So we headed to Altamont Orchards for the first time. They seem to be cheaper than Indian Ladder, at $.50/lb of apples! We’re used to getting a half-bushel bag at the start of the picking, but here they encourage you to bring your own bags because they charge you $.50/bag here. If only we had known.
Indian Ladder also limited the “fields” to which you could pick. Here, we could anywhere we wanted! For baking and canning, you need a good mixture of types of apples, so we picked every kind we could:
- Empire (2nd best)
- Red Delicious (ick, not a fan)
- Red Spy
- Crispin (my favorite!)
And we already have 2 other kinds at home: Macoun and Gala.
Being that there were so many different kinds there, I took the opportunity to do taste tests, because believe it or not, I don’t like most plain apples. Apple pie, applesauce, they’re just fine (ok, obviously it’s the sugar I love) but I have always found apples not sweet enough for me.

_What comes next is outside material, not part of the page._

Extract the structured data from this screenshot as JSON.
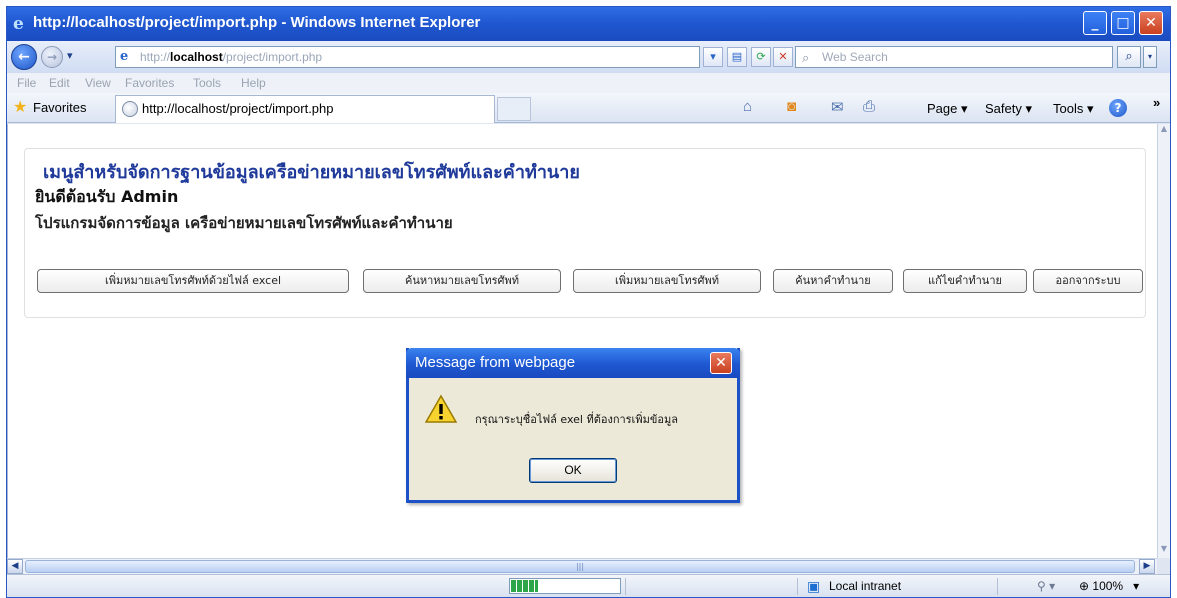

I know you’re in shock – apples not sweet enough? But it’s true. But today I absolutely fell in love with the Crispin and the Empire. Red Delicious on the other hand, ick ick ick.
What’s YOUR favorite kind of apple?

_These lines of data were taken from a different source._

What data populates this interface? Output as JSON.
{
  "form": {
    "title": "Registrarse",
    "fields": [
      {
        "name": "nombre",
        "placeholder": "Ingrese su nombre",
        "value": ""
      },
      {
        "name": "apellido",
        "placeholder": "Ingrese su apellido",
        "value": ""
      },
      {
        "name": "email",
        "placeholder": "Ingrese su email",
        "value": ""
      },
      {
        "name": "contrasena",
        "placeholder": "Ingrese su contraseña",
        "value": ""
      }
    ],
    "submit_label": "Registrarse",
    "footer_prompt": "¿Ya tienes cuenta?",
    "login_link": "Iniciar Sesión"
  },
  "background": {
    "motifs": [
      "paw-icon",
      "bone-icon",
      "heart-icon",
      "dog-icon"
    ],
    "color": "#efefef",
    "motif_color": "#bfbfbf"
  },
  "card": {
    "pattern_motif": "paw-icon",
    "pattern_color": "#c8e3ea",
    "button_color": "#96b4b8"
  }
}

So we picked a half-bushel more of apples to go with our two half-pecks from Indian Ladder. Still, they don’t all look that great. This year just must have been terrible for the farmers around here. The Cortlands are kind of spotty and a lot of the apples on the trees had fungus. It looks like they spray at least a little bit but it certainly didn’t do very much. Indian Ladder seems to be better in that respect, they use low-spray (spot-treating, rather than spraying everywhere) and natural predators to take care of harmful pests.
But we easily picked our half-bushel and went to pay, only to find out the whole thing was a flat $10! Pretty cool, our peck at Indian Ladder (a peck is 1/4 of a bushel) was $11.50 in itself, and PYO there is $14 per 1/2 bushel.
Time to get cracking on all the appley-things I want to make!